Yep…we will see if that same bike shoe drops in Portland.
I doubt it so long as Nike values the Biketown exposure. Plus the Shift Transit connection with the Nike HQ may have been the deal sealer…vs a now remote entity from NYC (vs old Alta Bikeshare).
Some of the people who will be laid off from Biketown because of this vendor change have been employed since 2016. If the deal-sealer was local connections, the workers who have been continuously working on the system for 7 years should not have been treated like this. Nike HQ, I believe, also uses completely different bikes unless they’ve upgraded from the SoBi bikes they used to use out there.
I hope this change succeeds in improving cost efficiency and thereby the sustainability of the BIKETOWN program. I didn’t expect to use it North Portland but the city’s epidemic of bike thefts has me loathe to leave my rig for more than a couple minutes, so I rode several times last year.
It will not, or if it does, it will come at the expense of workers. The new company significantly underbid Motivate. The only way to do this in a business where your costs are tools, which are marginal,
and labor is to lower wages and benefits.
It’s also baffling to raise prices by 50% citing labor costs, and then go with a cheaper vendor who could only be cheaper by virtue of wage cutting.
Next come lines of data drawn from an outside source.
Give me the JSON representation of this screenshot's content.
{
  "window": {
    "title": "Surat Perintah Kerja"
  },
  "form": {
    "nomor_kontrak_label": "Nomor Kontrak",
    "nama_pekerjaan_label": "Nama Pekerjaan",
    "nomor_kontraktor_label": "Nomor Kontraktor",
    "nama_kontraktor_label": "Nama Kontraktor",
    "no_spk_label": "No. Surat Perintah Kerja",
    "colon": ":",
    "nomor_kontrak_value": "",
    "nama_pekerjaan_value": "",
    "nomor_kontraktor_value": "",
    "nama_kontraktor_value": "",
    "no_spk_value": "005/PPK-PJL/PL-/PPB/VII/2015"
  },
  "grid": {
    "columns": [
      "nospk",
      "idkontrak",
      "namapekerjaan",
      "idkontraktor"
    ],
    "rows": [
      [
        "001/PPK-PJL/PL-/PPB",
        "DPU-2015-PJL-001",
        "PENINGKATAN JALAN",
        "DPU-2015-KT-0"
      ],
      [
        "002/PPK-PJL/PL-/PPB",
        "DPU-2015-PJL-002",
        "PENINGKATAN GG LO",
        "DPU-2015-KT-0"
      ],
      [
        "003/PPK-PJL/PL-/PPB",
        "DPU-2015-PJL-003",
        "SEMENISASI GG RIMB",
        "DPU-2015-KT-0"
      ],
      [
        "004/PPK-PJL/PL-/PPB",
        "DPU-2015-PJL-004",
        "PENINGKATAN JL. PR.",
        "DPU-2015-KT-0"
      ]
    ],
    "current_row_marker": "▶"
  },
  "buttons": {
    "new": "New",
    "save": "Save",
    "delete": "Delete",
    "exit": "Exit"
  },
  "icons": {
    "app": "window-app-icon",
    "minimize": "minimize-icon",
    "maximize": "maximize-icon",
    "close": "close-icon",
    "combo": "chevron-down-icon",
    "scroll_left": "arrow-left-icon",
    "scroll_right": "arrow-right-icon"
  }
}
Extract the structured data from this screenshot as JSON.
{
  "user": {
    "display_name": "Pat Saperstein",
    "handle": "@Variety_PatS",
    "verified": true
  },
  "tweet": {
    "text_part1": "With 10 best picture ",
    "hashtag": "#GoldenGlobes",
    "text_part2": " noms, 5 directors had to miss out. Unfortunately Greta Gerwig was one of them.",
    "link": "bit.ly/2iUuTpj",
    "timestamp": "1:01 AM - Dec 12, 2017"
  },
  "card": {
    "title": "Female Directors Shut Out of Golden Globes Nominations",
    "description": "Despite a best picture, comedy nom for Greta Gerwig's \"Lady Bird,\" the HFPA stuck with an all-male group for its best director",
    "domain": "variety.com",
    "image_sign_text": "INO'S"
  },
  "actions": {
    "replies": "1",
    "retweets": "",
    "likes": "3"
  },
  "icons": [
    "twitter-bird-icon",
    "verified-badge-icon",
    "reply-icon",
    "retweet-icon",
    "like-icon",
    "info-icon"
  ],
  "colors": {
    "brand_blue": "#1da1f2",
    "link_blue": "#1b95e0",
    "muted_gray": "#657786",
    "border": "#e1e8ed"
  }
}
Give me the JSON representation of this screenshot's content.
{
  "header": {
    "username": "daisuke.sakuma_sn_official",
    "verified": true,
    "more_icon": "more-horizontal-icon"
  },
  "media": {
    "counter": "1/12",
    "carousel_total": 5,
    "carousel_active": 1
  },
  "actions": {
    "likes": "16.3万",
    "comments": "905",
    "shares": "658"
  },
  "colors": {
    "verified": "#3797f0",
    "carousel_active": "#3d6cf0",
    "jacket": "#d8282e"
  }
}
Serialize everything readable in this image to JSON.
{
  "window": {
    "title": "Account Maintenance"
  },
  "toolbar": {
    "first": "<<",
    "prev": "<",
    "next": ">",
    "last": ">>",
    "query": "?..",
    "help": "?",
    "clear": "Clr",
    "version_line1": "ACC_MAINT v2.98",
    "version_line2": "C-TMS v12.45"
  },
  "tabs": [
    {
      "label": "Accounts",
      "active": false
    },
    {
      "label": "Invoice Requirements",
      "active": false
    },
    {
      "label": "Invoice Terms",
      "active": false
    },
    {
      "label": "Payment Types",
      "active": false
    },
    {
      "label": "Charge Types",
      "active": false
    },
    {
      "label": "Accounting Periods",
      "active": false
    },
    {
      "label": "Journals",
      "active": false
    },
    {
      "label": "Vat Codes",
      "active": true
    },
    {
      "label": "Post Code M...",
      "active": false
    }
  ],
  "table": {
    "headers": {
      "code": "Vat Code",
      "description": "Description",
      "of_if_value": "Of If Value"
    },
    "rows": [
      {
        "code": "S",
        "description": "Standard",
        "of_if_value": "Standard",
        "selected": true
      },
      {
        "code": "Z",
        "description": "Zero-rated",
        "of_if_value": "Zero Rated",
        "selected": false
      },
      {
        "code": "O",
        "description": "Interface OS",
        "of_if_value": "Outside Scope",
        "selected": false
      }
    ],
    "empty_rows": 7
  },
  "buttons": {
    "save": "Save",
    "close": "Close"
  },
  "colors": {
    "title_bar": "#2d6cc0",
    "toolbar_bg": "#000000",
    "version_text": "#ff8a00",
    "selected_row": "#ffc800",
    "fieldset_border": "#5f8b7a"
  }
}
It’s clearly a union-busting move.
I’d rather have a sustainable program that pays market wages and promotes cycling than an unsustainable program that goes kaput.
I just wish Biketown wasn’t so damn expensive, even for annual members, and they just raised their hourly rate by 50%. I also don’t like being penalized for not returning a bike to a hub when if I provide the same service in reverse–taking an out-of-hub bike and returning it to a hub–I get no benefit.
Also, having the airport excluded from the zone is a mistake, IMO.
The inefficiencies are Lyft’s to begin with. Before they took over, Motivate ran both repairs and rebalancing. When Lyft got the contract, they split the work so they could shift rebalancing to First Transit, who paid lower wages and have suffered from constant staff turnover. Whereas the Motivate team has retained workers for years and years, whose experience and dedication have increased efficiency and safety for the system’s maintenance. Many problems with service interruption, slow maintenance, scarcity of bikes, low batteries, and poor rebalancing are entirely Lyft’s fault – poor supply chain, disastrous proprietary maintenance app, firmware updates that crash the system, etc.
I don’t care about Motivate as a company, but the Portland team has worked around so many obstacles made by Lyft to provide good service (and meets their contractual agreements with Lyft consistently), and it just isn’t possible to provide that level of service with all green hires, at lower wages and (I’ll wager) higher turnover and more responsibilities. Lyft just raised their prices while citing labor costs, while contracting with a company that low-balled their prices. They want to extract the maximum amount of money from users with the absolute worst quality bicycles they can get away with.
The city should never have agreed to a contract that gives them zero ownership or control of any aspect of the bikeshare.
zzz: can you go deeper into your statement about Lyft bikeshare?
¨Many problems with service interruption, slow maintenance, scarcity of bikes, low batteries, and poor rebalancing are entirely Lyft’s fault – poor supply chain, disastrous proprietary maintenance app, firmware updates that crash the system, etc.¨ Or point to the report these points are made?